Could you copy the records below exactly, keeping none of the images?

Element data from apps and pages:
------------------------------------

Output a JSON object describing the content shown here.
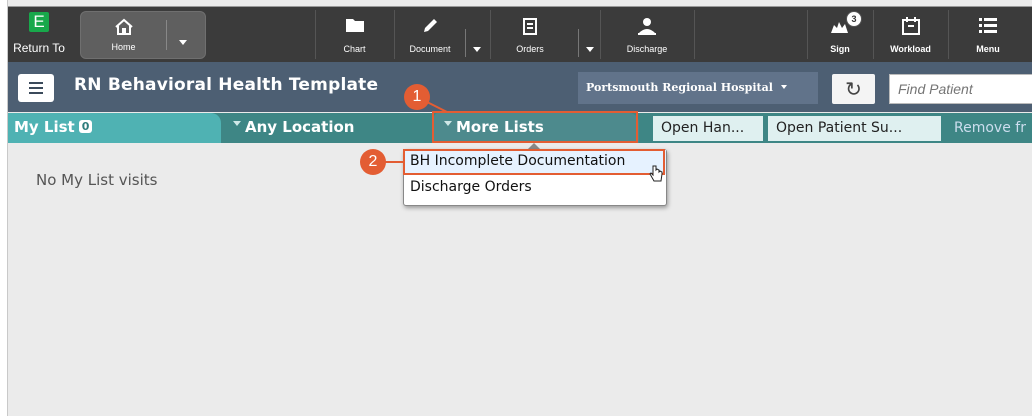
{
  "toolbar": {
    "return_label": "Return To",
    "return_logo": "E",
    "home_label": "Home",
    "chart_label": "Chart",
    "document_label": "Document",
    "orders_label": "Orders",
    "discharge_label": "Discharge",
    "sign_label": "Sign",
    "sign_badge": "3",
    "workload_label": "Workload",
    "menu_label": "Menu"
  },
  "header": {
    "title": "RN Behavioral Health Template",
    "hospital": "Portsmouth Regional Hospital",
    "find_patient_placeholder": "Find Patient"
  },
  "tabs": {
    "my_list_label": "My List",
    "my_list_count": "0",
    "any_location_label": "Any Location",
    "more_lists_label": "More Lists",
    "actions": [
      "Open Han...",
      "Open Patient Su...",
      "Remove fr"
    ]
  },
  "content": {
    "empty_message": "No My List visits"
  },
  "dropdown": {
    "items": [
      "BH Incomplete Documentation",
      "Discharge Orders"
    ]
  },
  "callouts": [
    "1",
    "2"
  ],
  "colors": {
    "accent_orange": "#e35d33",
    "teal_tab": "#4fb2b3",
    "header_slate": "#4d5f73"
  }
}
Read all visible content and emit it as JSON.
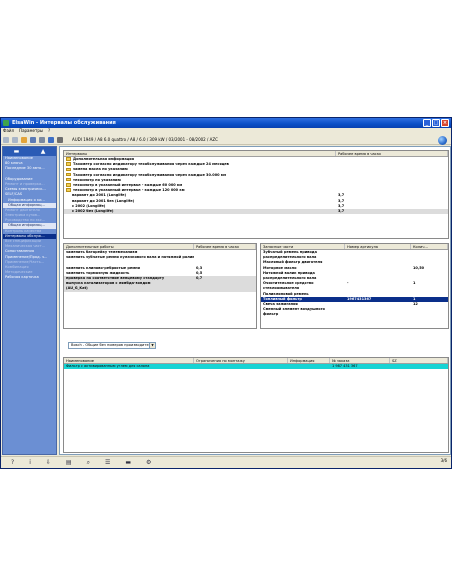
{
  "window": {
    "title": "ElsaWin - Интервалы обслуживания"
  },
  "menu": [
    "Файл",
    "Параметры",
    "?"
  ],
  "toolbar": {
    "vehicle": "AUDI 1949 / A8 6.0 quattro / A8 / 6.0 / 309 kW / 03/2001 - 08/2002 / AZC"
  },
  "nav": {
    "items": [
      {
        "label": "Наименование",
        "style": ""
      },
      {
        "label": "80 ключа",
        "style": ""
      },
      {
        "label": "Последние 30 авто...",
        "style": ""
      },
      {
        "label": "",
        "style": ""
      },
      {
        "label": "Оборудование",
        "style": ""
      },
      {
        "label": "Ремонт и проверка...",
        "style": "dim"
      },
      {
        "label": "Схемы электрическ...",
        "style": ""
      },
      {
        "label": "SELF/CAS",
        "style": ""
      },
      {
        "label": "Информация о ки...",
        "style": "indent"
      },
      {
        "label": "Общая информац...",
        "style": "sub"
      },
      {
        "label": "Ремонт двигателя",
        "style": "dim"
      },
      {
        "label": "Электрика кузов...",
        "style": "dim"
      },
      {
        "label": "Руководство по экс...",
        "style": "dim"
      },
      {
        "label": "Общая информац...",
        "style": "sub"
      },
      {
        "label": "Контроль качества",
        "style": "dim"
      },
      {
        "label": "Интервалы обслуж...",
        "style": "active"
      },
      {
        "label": "Все спецификации",
        "style": "dim"
      },
      {
        "label": "Механическая част...",
        "style": "dim"
      },
      {
        "label": "Сопоставления",
        "style": ""
      },
      {
        "label": "Применение/Прод. ч...",
        "style": ""
      },
      {
        "label": "Применение/Часть...",
        "style": "dim"
      },
      {
        "label": "Комбинация",
        "style": "dim"
      },
      {
        "label": "Методические",
        "style": "dim"
      },
      {
        "label": "Рабочая карточка",
        "style": ""
      }
    ]
  },
  "intervals": {
    "headers": [
      "Интервалы",
      "Рабочее время в часах"
    ],
    "rows": [
      {
        "name": "Дополнительная информация",
        "value": "",
        "folder": true,
        "bold": true
      },
      {
        "name": "Тахометр согласно индикатору техобслуживания через каждые 24 месяцев",
        "value": "",
        "folder": true,
        "bold": true
      },
      {
        "name": "замена масла по указанию",
        "value": "",
        "folder": true,
        "bold": true
      },
      {
        "name": "Тахометр согласно индикатору техобслуживания через каждые 30.000 км",
        "value": "",
        "folder": true,
        "bold": true
      },
      {
        "name": "техосмотр по указанию",
        "value": "",
        "folder": true,
        "bold": true
      },
      {
        "name": "техосмотр в указанный интервал - каждые 60 000 км",
        "value": "",
        "folder": true,
        "bold": true
      },
      {
        "name": "техосмотр в указанный интервал - каждые 120 000 км",
        "value": "",
        "folder": true,
        "bold": true
      },
      {
        "name": "вариант до 2001 (Longlife)",
        "value": "3,7",
        "folder": false,
        "bold": true
      },
      {
        "name": "вариант до 2001 без (Longlife)",
        "value": "3,7",
        "folder": false,
        "bold": true
      },
      {
        "name": "с 2002 (Longlife)",
        "value": "3,7",
        "folder": false,
        "bold": true
      },
      {
        "name": "с 2002 без (Longlife)",
        "value": "3,7",
        "folder": false,
        "bold": true,
        "hl": true
      }
    ]
  },
  "extra_work": {
    "headers": [
      "Дополнительные работы",
      "Рабочее время в часах"
    ],
    "rows": [
      {
        "name": "заменить батарейку телемеханизм",
        "value": "",
        "hl": false
      },
      {
        "name": "заменить зубчатые ремни кулачкового вала и натяжной ролик",
        "value": "",
        "hl": false
      },
      {
        "name": "",
        "value": "",
        "hl": false
      },
      {
        "name": "заменить клиново-ребристые ремни",
        "value": "0,3",
        "hl": false
      },
      {
        "name": "заменить тормозную жидкость",
        "value": "0,5",
        "hl": false
      },
      {
        "name": "проверка на соответствие венцевому стандарту",
        "value": "0,7",
        "hl": true
      },
      {
        "name": "выпуска катализаторов с лямбда-зондом",
        "value": "",
        "hl": true
      },
      {
        "name": "(AU_G_Kat)",
        "value": "",
        "hl": true
      }
    ]
  },
  "parts": {
    "headers": [
      "Запасные части",
      "Номер артикула",
      "Колич..."
    ],
    "rows": [
      {
        "name": "Зубчатый ремень привода",
        "part": "",
        "qty": "",
        "style": ""
      },
      {
        "name": "распределительного вала",
        "part": "",
        "qty": "",
        "style": ""
      },
      {
        "name": "Масляный фильтр двигателя",
        "part": "",
        "qty": "",
        "style": ""
      },
      {
        "name": "Моторное масло",
        "part": "",
        "qty": "10,50",
        "style": ""
      },
      {
        "name": "Натяжной валик привода",
        "part": "",
        "qty": "",
        "style": ""
      },
      {
        "name": "распределительного вала",
        "part": "",
        "qty": "",
        "style": ""
      },
      {
        "name": "Очистительное средство",
        "part": "-",
        "qty": "1",
        "style": ""
      },
      {
        "name": "стеклоомывателя",
        "part": "",
        "qty": "",
        "style": ""
      },
      {
        "name": "Поликлиновой ремень",
        "part": "",
        "qty": "",
        "style": ""
      },
      {
        "name": "Топливный фильтр",
        "part": "1967431367",
        "qty": "1",
        "style": "sel"
      },
      {
        "name": "Свеча зажигания",
        "part": "",
        "qty": "12",
        "style": ""
      },
      {
        "name": "Сменный элемент воздушного",
        "part": "",
        "qty": "",
        "style": ""
      },
      {
        "name": "фильтр",
        "part": "",
        "qty": "",
        "style": ""
      }
    ]
  },
  "supplier_select": {
    "value": "Bosch - Общие без номеров производителя"
  },
  "parts_detail": {
    "headers": [
      "Наименование",
      "Ограничения по монтажу",
      "Информация",
      "№ заказа",
      "SZ"
    ],
    "rows": [
      {
        "name": "Фильтр с активированным углем для салона",
        "restrict": "",
        "info": "",
        "order": "1 987 431 367",
        "sz": ""
      }
    ]
  },
  "bottombar": {
    "page": "3/6"
  },
  "colors": {
    "accent": "#0a2f8a",
    "nav_bg": "#6b8fd3",
    "highlight_row": "#17d4d4"
  }
}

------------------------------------

Answer for the task:
Output a JSON object describing the content shown here.
{
  "toolbar": {
    "return_label": "Return To",
    "return_logo": "E",
    "home_label": "Home",
    "chart_label": "Chart",
    "document_label": "Document",
    "orders_label": "Orders",
    "discharge_label": "Discharge",
    "sign_label": "Sign",
    "sign_badge": "3",
    "workload_label": "Workload",
    "menu_label": "Menu"
  },
  "header": {
    "title": "RN Behavioral Health Template",
    "hospital": "Portsmouth Regional Hospital",
    "find_patient_placeholder": "Find Patient"
  },
  "tabs": {
    "my_list_label": "My List",
    "my_list_count": "0",
    "any_location_label": "Any Location",
    "more_lists_label": "More Lists",
    "actions": [
      "Open Han...",
      "Open Patient Su...",
      "Remove fr"
    ]
  },
  "content": {
    "empty_message": "No My List visits"
  },
  "dropdown": {
    "items": [
      "BH Incomplete Documentation",
      "Discharge Orders"
    ]
  },
  "callouts": [
    "1",
    "2"
  ],
  "colors": {
    "accent_orange": "#e35d33",
    "teal_tab": "#4fb2b3",
    "header_slate": "#4d5f73"
  }
}
Read all visible content and emit it as JSON.
{
  "window": {
    "title": "ElsaWin - Интервалы обслуживания"
  },
  "menu": [
    "Файл",
    "Параметры",
    "?"
  ],
  "toolbar": {
    "vehicle": "AUDI 1949 / A8 6.0 quattro / A8 / 6.0 / 309 kW / 03/2001 - 08/2002 / AZC"
  },
  "nav": {
    "items": [
      {
        "label": "Наименование",
        "style": ""
      },
      {
        "label": "80 ключа",
        "style": ""
      },
      {
        "label": "Последние 30 авто...",
        "style": ""
      },
      {
        "label": "",
        "style": ""
      },
      {
        "label": "Оборудование",
        "style": ""
      },
      {
        "label": "Ремонт и проверка...",
        "style": "dim"
      },
      {
        "label": "Схемы электрическ...",
        "style": ""
      },
      {
        "label": "SELF/CAS",
        "style": ""
      },
      {
        "label": "Информация о ки...",
        "style": "indent"
      },
      {
        "label": "Общая информац...",
        "style": "sub"
      },
      {
        "label": "Ремонт двигателя",
        "style": "dim"
      },
      {
        "label": "Электрика кузов...",
        "style": "dim"
      },
      {
        "label": "Руководство по экс...",
        "style": "dim"
      },
      {
        "label": "Общая информац...",
        "style": "sub"
      },
      {
        "label": "Контроль качества",
        "style": "dim"
      },
      {
        "label": "Интервалы обслуж...",
        "style": "active"
      },
      {
        "label": "Все спецификации",
        "style": "dim"
      },
      {
        "label": "Механическая част...",
        "style": "dim"
      },
      {
        "label": "Сопоставления",
        "style": ""
      },
      {
        "label": "Применение/Прод. ч...",
        "style": ""
      },
      {
        "label": "Применение/Часть...",
        "style": "dim"
      },
      {
        "label": "Комбинация",
        "style": "dim"
      },
      {
        "label": "Методические",
        "style": "dim"
      },
      {
        "label": "Рабочая карточка",
        "style": ""
      }
    ]
  },
  "intervals": {
    "headers": [
      "Интервалы",
      "Рабочее время в часах"
    ],
    "rows": [
      {
        "name": "Дополнительная информация",
        "value": "",
        "folder": true,
        "bold": true
      },
      {
        "name": "Тахометр согласно индикатору техобслуживания через каждые 24 месяцев",
        "value": "",
        "folder": true,
        "bold": true
      },
      {
        "name": "замена масла по указанию",
        "value": "",
        "folder": true,
        "bold": true
      },
      {
        "name": "Тахометр согласно индикатору техобслуживания через каждые 30.000 км",
        "value": "",
        "folder": true,
        "bold": true
      },
      {
        "name": "техосмотр по указанию",
        "value": "",
        "folder": true,
        "bold": true
      },
      {
        "name": "техосмотр в указанный интервал - каждые 60 000 км",
        "value": "",
        "folder": true,
        "bold": true
      },
      {
        "name": "техосмотр в указанный интервал - каждые 120 000 км",
        "value": "",
        "folder": true,
        "bold": true
      },
      {
        "name": "вариант до 2001 (Longlife)",
        "value": "3,7",
        "folder": false,
        "bold": true
      },
      {
        "name": "вариант до 2001 без (Longlife)",
        "value": "3,7",
        "folder": false,
        "bold": true
      },
      {
        "name": "с 2002 (Longlife)",
        "value": "3,7",
        "folder": false,
        "bold": true
      },
      {
        "name": "с 2002 без (Longlife)",
        "value": "3,7",
        "folder": false,
        "bold": true,
        "hl": true
      }
    ]
  },
  "extra_work": {
    "headers": [
      "Дополнительные работы",
      "Рабочее время в часах"
    ],
    "rows": [
      {
        "name": "заменить батарейку телемеханизм",
        "value": "",
        "hl": false
      },
      {
        "name": "заменить зубчатые ремни кулачкового вала и натяжной ролик",
        "value": "",
        "hl": false
      },
      {
        "name": "",
        "value": "",
        "hl": false
      },
      {
        "name": "заменить клиново-ребристые ремни",
        "value": "0,3",
        "hl": false
      },
      {
        "name": "заменить тормозную жидкость",
        "value": "0,5",
        "hl": false
      },
      {
        "name": "проверка на соответствие венцевому стандарту",
        "value": "0,7",
        "hl": true
      },
      {
        "name": "выпуска катализаторов с лямбда-зондом",
        "value": "",
        "hl": true
      },
      {
        "name": "(AU_G_Kat)",
        "value": "",
        "hl": true
      }
    ]
  },
  "parts": {
    "headers": [
      "Запасные части",
      "Номер артикула",
      "Колич..."
    ],
    "rows": [
      {
        "name": "Зубчатый ремень привода",
        "part": "",
        "qty": "",
        "style": ""
      },
      {
        "name": "распределительного вала",
        "part": "",
        "qty": "",
        "style": ""
      },
      {
        "name": "Масляный фильтр двигателя",
        "part": "",
        "qty": "",
        "style": ""
      },
      {
        "name": "Моторное масло",
        "part": "",
        "qty": "10,50",
        "style": ""
      },
      {
        "name": "Натяжной валик привода",
        "part": "",
        "qty": "",
        "style": ""
      },
      {
        "name": "распределительного вала",
        "part": "",
        "qty": "",
        "style": ""
      },
      {
        "name": "Очистительное средство",
        "part": "-",
        "qty": "1",
        "style": ""
      },
      {
        "name": "стеклоомывателя",
        "part": "",
        "qty": "",
        "style": ""
      },
      {
        "name": "Поликлиновой ремень",
        "part": "",
        "qty": "",
        "style": ""
      },
      {
        "name": "Топливный фильтр",
        "part": "1967431367",
        "qty": "1",
        "style": "sel"
      },
      {
        "name": "Свеча зажигания",
        "part": "",
        "qty": "12",
        "style": ""
      },
      {
        "name": "Сменный элемент воздушного",
        "part": "",
        "qty": "",
        "style": ""
      },
      {
        "name": "фильтр",
        "part": "",
        "qty": "",
        "style": ""
      }
    ]
  },
  "supplier_select": {
    "value": "Bosch - Общие без номеров производителя"
  },
  "parts_detail": {
    "headers": [
      "Наименование",
      "Ограничения по монтажу",
      "Информация",
      "№ заказа",
      "SZ"
    ],
    "rows": [
      {
        "name": "Фильтр с активированным углем для салона",
        "restrict": "",
        "info": "",
        "order": "1 987 431 367",
        "sz": ""
      }
    ]
  },
  "bottombar": {
    "page": "3/6"
  },
  "colors": {
    "accent": "#0a2f8a",
    "nav_bg": "#6b8fd3",
    "highlight_row": "#17d4d4"
  }
}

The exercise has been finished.